  7. ^ Libby 1979, p. 85.
  8. ^ Libby 1979, pp. 86–87.
  9. ^ Fermi 1954, p. 197.
  10. ^ Fermi 1954, p. 179.
  11. ^ Libby 1979, p. 155.
  12. ^ Libby 1979, p. 156.
  13. ^ a b Libby 1979, p. 164.
  14. ^ Libby 1979, p. 165.
  15. ^ a b Libby 1979, pp. 181–183.
  16. ^ Sanger & Wollner 1995, p. 162.
  17. ^ Sanger & Wollner 1995, p. 163.
  18. ^ a b c d e f Wayne 2011, pp. 521–622.
  19. ^ Alvarez 1987, p. 118.
  20. ^ Libby, Leona Marshall; Pandolfi, Louis J. (June 1974). "Temperature Dependence of Isotope Ratios in Tree Rings". Proceeding of the National Academy of Science 71 (6): 2482–2486. Bibcode:1974PNAS...71.2482L. doi:10.1073/pnas.71.6.2482. PMID 16592163. Retrieved April 16, 2013. 
  21. ^ Black, Edwin F.; Libby, Leona Marshall (June–July 1983). "Commercial Food Irradiation". Bulletin of Atomic Scientists 39 (6): 48–50. Retrieved April 16, 2013. 
  22. ^ a b c d Folkart, Burt A. (November 13, 1986). "Leona Marshall Libby Dies; Sole Woman to Work on Fermi's 1st Nuclear Reactor". Retrieved April 16, 2013. 
  23. ^ "The Chicago Pile 1 Pioneers". Argonne National Laboratory. Retrieved April 23, 2013. 
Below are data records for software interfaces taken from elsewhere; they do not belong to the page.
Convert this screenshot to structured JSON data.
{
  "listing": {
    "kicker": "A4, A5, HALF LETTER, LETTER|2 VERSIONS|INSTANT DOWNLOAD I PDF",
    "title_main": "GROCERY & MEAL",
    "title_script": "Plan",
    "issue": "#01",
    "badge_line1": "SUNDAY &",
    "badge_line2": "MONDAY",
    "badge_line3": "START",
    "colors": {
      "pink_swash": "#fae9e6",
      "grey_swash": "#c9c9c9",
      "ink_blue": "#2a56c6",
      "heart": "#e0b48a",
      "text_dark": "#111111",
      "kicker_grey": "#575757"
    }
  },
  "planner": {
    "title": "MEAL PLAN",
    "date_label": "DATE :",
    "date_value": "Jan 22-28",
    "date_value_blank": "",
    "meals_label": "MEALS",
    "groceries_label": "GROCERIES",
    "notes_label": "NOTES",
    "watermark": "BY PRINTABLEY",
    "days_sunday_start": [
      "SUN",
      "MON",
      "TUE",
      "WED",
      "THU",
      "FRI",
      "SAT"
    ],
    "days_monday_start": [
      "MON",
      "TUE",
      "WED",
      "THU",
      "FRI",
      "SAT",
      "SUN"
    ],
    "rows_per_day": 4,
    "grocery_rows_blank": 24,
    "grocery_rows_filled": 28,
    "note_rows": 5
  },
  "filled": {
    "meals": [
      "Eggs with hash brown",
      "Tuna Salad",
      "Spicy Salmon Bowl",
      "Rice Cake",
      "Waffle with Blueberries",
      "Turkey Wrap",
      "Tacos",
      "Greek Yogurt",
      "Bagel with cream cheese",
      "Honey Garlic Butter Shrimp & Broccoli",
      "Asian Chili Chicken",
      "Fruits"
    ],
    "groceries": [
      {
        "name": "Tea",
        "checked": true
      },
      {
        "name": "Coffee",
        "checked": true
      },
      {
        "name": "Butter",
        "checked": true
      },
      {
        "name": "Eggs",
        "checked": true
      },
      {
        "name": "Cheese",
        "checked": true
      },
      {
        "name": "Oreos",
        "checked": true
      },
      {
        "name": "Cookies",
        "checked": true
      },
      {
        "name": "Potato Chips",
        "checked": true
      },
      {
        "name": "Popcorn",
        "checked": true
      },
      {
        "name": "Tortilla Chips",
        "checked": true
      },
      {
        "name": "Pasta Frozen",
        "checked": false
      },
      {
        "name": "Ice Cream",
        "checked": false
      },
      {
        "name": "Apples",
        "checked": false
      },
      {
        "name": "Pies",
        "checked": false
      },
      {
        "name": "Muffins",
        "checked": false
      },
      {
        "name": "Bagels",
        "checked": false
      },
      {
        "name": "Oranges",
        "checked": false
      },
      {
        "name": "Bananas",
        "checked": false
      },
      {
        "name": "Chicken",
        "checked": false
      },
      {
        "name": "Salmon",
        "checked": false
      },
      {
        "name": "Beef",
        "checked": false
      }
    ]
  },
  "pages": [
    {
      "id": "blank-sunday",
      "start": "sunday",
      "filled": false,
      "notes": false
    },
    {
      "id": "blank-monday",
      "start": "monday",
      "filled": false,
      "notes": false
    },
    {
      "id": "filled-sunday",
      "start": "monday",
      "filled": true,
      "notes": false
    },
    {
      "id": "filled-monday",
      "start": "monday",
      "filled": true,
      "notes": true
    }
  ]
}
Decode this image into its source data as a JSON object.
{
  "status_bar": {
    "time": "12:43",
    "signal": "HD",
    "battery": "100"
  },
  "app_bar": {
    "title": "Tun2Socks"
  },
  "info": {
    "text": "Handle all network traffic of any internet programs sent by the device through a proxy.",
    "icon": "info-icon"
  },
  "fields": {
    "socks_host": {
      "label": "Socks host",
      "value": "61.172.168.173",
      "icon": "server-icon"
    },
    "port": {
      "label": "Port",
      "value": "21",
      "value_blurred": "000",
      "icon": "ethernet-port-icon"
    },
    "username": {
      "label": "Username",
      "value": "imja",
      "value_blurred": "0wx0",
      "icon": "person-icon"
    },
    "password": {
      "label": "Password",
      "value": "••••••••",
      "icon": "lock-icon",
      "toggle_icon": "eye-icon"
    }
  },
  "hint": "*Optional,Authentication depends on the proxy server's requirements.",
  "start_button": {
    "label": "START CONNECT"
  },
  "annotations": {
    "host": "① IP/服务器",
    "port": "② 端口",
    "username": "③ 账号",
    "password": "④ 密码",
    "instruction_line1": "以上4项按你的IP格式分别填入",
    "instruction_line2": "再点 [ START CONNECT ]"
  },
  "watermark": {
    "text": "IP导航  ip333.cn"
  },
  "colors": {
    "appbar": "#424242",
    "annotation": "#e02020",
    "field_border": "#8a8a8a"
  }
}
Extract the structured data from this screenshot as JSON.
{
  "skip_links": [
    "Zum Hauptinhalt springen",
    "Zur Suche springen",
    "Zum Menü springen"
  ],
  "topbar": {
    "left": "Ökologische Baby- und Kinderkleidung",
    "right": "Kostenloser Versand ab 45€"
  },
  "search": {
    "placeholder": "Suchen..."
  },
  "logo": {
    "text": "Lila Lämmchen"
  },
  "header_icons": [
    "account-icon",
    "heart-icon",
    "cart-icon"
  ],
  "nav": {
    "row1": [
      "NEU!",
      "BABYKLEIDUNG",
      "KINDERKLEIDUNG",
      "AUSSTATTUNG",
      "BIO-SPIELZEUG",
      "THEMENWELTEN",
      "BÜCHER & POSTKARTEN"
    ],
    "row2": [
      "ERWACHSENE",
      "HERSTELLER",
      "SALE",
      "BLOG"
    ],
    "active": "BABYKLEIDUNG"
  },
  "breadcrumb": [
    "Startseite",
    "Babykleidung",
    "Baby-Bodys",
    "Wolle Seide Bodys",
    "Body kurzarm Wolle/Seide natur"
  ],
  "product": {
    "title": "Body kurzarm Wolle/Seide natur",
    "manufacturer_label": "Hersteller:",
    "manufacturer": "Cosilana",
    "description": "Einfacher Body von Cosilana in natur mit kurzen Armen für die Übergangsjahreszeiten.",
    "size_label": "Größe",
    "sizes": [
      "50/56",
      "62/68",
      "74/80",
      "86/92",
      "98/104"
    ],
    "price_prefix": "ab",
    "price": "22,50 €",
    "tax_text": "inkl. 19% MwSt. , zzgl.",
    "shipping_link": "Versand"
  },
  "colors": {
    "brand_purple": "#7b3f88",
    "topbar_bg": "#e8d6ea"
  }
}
References[edit]

  • Alvarez, Luis (1987). Alvarez: Adventures of a Physicist. Basic Books. ISBN 0-465-00115-7. 
  • Fermi, Laura (1954). Atoms in the Family: My Life with Enrico Fermi. Chicago, Illinois: University of Chicago Press. OCLC 537507. 
  • Libby, Leona Marshall (1979). The Uranium People. New York: Crane, Russak. ISBN 0-8448-1300-1. OCLC 4665032. 
  • Sanger, S. L.; Wollner, Craig (1995). Working on the Bomb: an Oral History of WWII Hanford. Portland, Oregon: Portland State University. ISBN 0-87678-115-6. OCLC 34034740. 
  • Wayne, Tiffany K. (2011). American Women of Science since 1900 Vol. 2, I-Z. Santa Barbara, California: ABC-CLIO. ISBN 1-59884-158-0. OCLC 775854668. 
  • Ware, Susan; Braukman, Stacy Lorraine (2004). Notable American Women: a Biographical Dictionary Completing the Twentieth Century. Cambridge, Massachusetts: Belknap Press. ISBN 0-674-01488-X. OCLC 56014756. 

External links[edit]